REQUIRED WORK | Scan the records below for the word "name". Copy each line where it appears.

DATA EXTRACT |
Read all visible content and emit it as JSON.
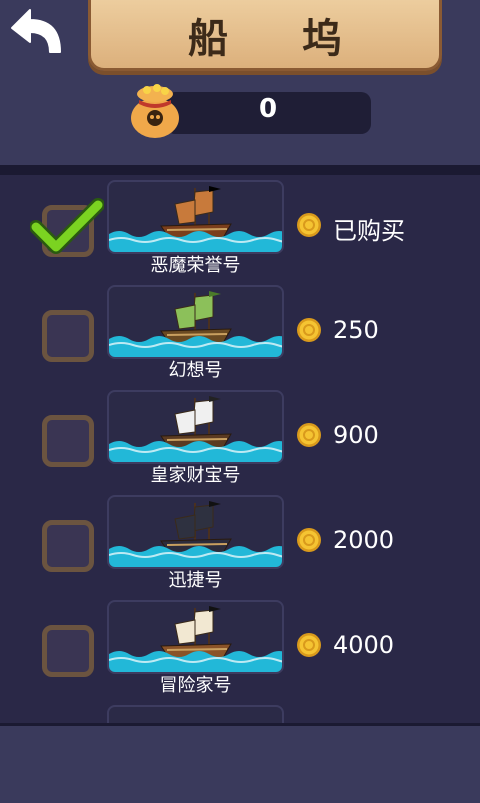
{
  "header": {
    "title": "船 坞",
    "coins": "0"
  },
  "ships": [
    {
      "name": "恶魔荣誉号",
      "price": "已购买",
      "selected": true,
      "sail": "#c87a3b",
      "hull": "#7a3e1c",
      "flag": "#000000"
    },
    {
      "name": "幻想号",
      "price": "250",
      "selected": false,
      "sail": "#8cc05a",
      "hull": "#6a4a22",
      "flag": "#4b7b2a"
    },
    {
      "name": "皇家财宝号",
      "price": "900",
      "selected": false,
      "sail": "#f0f0f0",
      "hull": "#5a3a22",
      "flag": "#222222"
    },
    {
      "name": "迅捷号",
      "price": "2000",
      "selected": false,
      "sail": "#2e3140",
      "hull": "#2c2c3c",
      "flag": "#111111"
    },
    {
      "name": "冒险家号",
      "price": "4000",
      "selected": false,
      "sail": "#f2e8d2",
      "hull": "#8a5328",
      "flag": "#111111"
    }
  ],
  "colors": {
    "water": "#22b8d8",
    "coin": "#f5c432",
    "check": "#7bd321"
  }
}
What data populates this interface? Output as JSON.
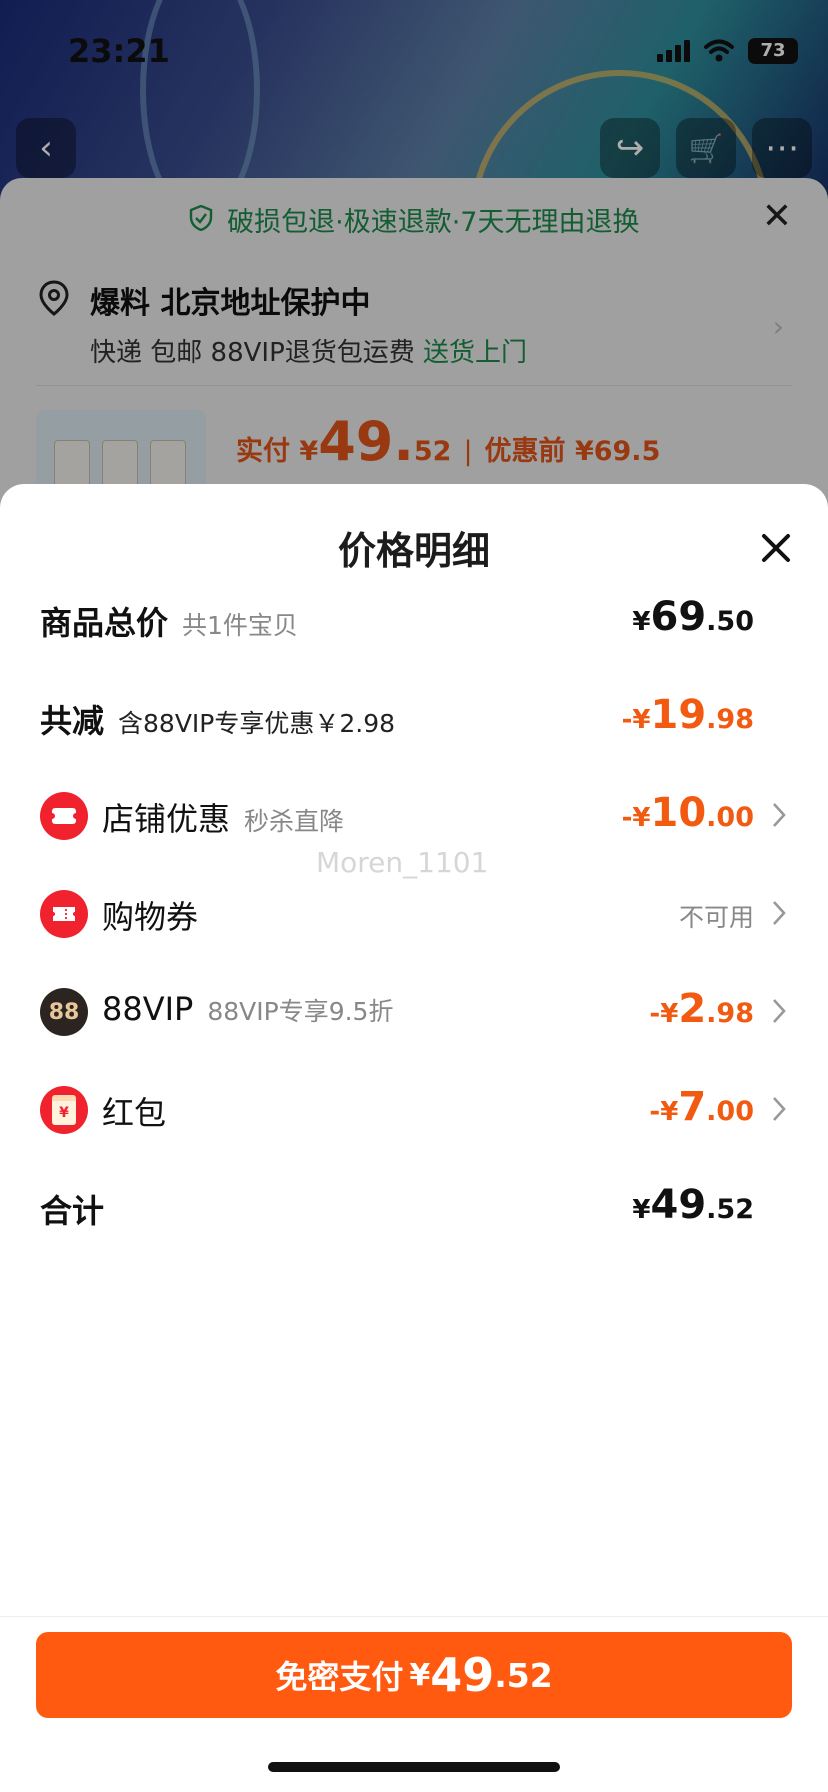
{
  "status": {
    "time": "23:21",
    "battery": "73"
  },
  "background": {
    "guarantee": "破损包退·极速退款·7天无理由退换",
    "address_title": "爆料 北京地址保护中",
    "delivery_prefix": "快递 包邮 88VIP退货包运费",
    "delivery_link": "送货上门",
    "pay_label": "实付 ¥",
    "pay_int": "49.",
    "pay_dec": "52",
    "before_label": "优惠前 ¥69.5"
  },
  "sheet": {
    "title": "价格明细",
    "rows": [
      {
        "label": "商品总价",
        "sub": "共1件宝贝",
        "yen": "¥",
        "int": "69",
        "dec": ".50"
      },
      {
        "label": "共减",
        "sub": "含88VIP专享优惠￥2.98",
        "yen": "-¥",
        "int": "19",
        "dec": ".98"
      },
      {
        "label": "店铺优惠",
        "sub": "秒杀直降",
        "yen": "-¥",
        "int": "10",
        "dec": ".00",
        "icon": "shop-coupon-icon"
      },
      {
        "label": "购物券",
        "sub": "",
        "status": "不可用",
        "icon": "ticket-icon"
      },
      {
        "label": "88VIP",
        "sub": "88VIP专享9.5折",
        "yen": "-¥",
        "int": "2",
        "dec": ".98",
        "icon": "vip88-icon",
        "icon_text": "88"
      },
      {
        "label": "红包",
        "sub": "",
        "yen": "-¥",
        "int": "7",
        "dec": ".00",
        "icon": "red-packet-icon",
        "icon_text": "¥"
      },
      {
        "label": "合计",
        "sub": "",
        "yen": "¥",
        "int": "49",
        "dec": ".52"
      }
    ],
    "watermark": "Moren_1101"
  },
  "footer": {
    "pay_label": "免密支付",
    "yen": "¥",
    "int": "49",
    "dec": ".52"
  },
  "colors": {
    "accent": "#ff5a0f",
    "discount": "#f25a12",
    "green": "#1c8a4a"
  }
}
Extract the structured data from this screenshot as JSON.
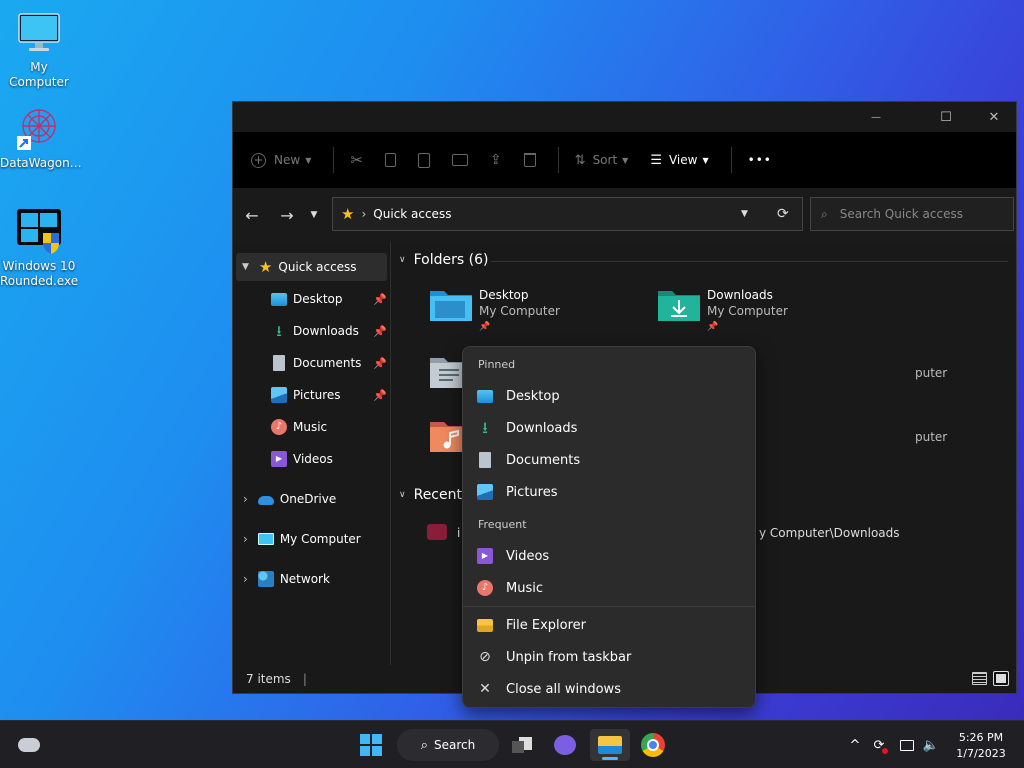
{
  "desktop": {
    "icons": [
      {
        "label": "My Computer",
        "icon": "monitor-icon"
      },
      {
        "label": "DataWagon…",
        "icon": "datawagon-shortcut-icon"
      },
      {
        "label": "Windows 10 Rounded.exe",
        "icon": "windows-exe-icon"
      }
    ]
  },
  "explorer": {
    "caption": {
      "minimize": "—",
      "maximize": "☐",
      "close": "✕"
    },
    "toolbar": {
      "new": "New",
      "sort": "Sort",
      "view": "View",
      "more": "•••"
    },
    "address": {
      "location": "Quick access"
    },
    "search": {
      "placeholder": "Search Quick access"
    },
    "sidebar": {
      "quick_access": "Quick access",
      "pinned": [
        {
          "label": "Desktop",
          "icon": "desktop-folder-icon",
          "pinned": true
        },
        {
          "label": "Downloads",
          "icon": "download-icon",
          "pinned": true
        },
        {
          "label": "Documents",
          "icon": "document-icon",
          "pinned": true
        },
        {
          "label": "Pictures",
          "icon": "pictures-icon",
          "pinned": true
        },
        {
          "label": "Music",
          "icon": "music-icon",
          "pinned": false
        },
        {
          "label": "Videos",
          "icon": "videos-icon",
          "pinned": false
        }
      ],
      "roots": [
        {
          "label": "OneDrive",
          "icon": "onedrive-icon"
        },
        {
          "label": "My Computer",
          "icon": "computer-icon"
        },
        {
          "label": "Network",
          "icon": "network-icon"
        }
      ]
    },
    "content": {
      "folders_header": "Folders (6)",
      "folders": [
        {
          "name": "Desktop",
          "location": "My Computer",
          "pin": "📌"
        },
        {
          "name": "Downloads",
          "location": "My Computer",
          "pin": "📌"
        },
        {
          "visible_location": "puter"
        },
        {
          "visible_location": "puter"
        }
      ],
      "recent_header": "Recent",
      "recent_item": {
        "name": "i",
        "path": "y Computer\\Downloads"
      }
    },
    "status": {
      "items": "7 items",
      "divider": "|"
    }
  },
  "jumplist": {
    "pinned_header": "Pinned",
    "pinned": [
      {
        "label": "Desktop",
        "icon": "desktop-folder-icon"
      },
      {
        "label": "Downloads",
        "icon": "download-icon"
      },
      {
        "label": "Documents",
        "icon": "document-icon"
      },
      {
        "label": "Pictures",
        "icon": "pictures-icon"
      }
    ],
    "frequent_header": "Frequent",
    "frequent": [
      {
        "label": "Videos",
        "icon": "videos-icon"
      },
      {
        "label": "Music",
        "icon": "music-icon"
      }
    ],
    "actions": [
      {
        "label": "File Explorer",
        "icon": "file-explorer-icon"
      },
      {
        "label": "Unpin from taskbar",
        "icon": "unpin-icon"
      },
      {
        "label": "Close all windows",
        "icon": "close-icon"
      }
    ]
  },
  "taskbar": {
    "search_label": "Search",
    "time": "5:26 PM",
    "date": "1/7/2023",
    "tray_chevron": "^"
  },
  "colors": {
    "folder_blue": "#2aa0e8",
    "folder_teal": "#1fa38f",
    "star": "#f4c21b",
    "accent": "#0078d4"
  }
}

SOLUTION FOR THIS TASK |
      "name": "恶魔荣誉号",
      "name": "幻想号",
      "name": "皇家财宝号",
      "name": "迅捷号",
      "name": "冒险家号",
          "name": "Desktop",
          "name": "Downloads",
        "name": "i",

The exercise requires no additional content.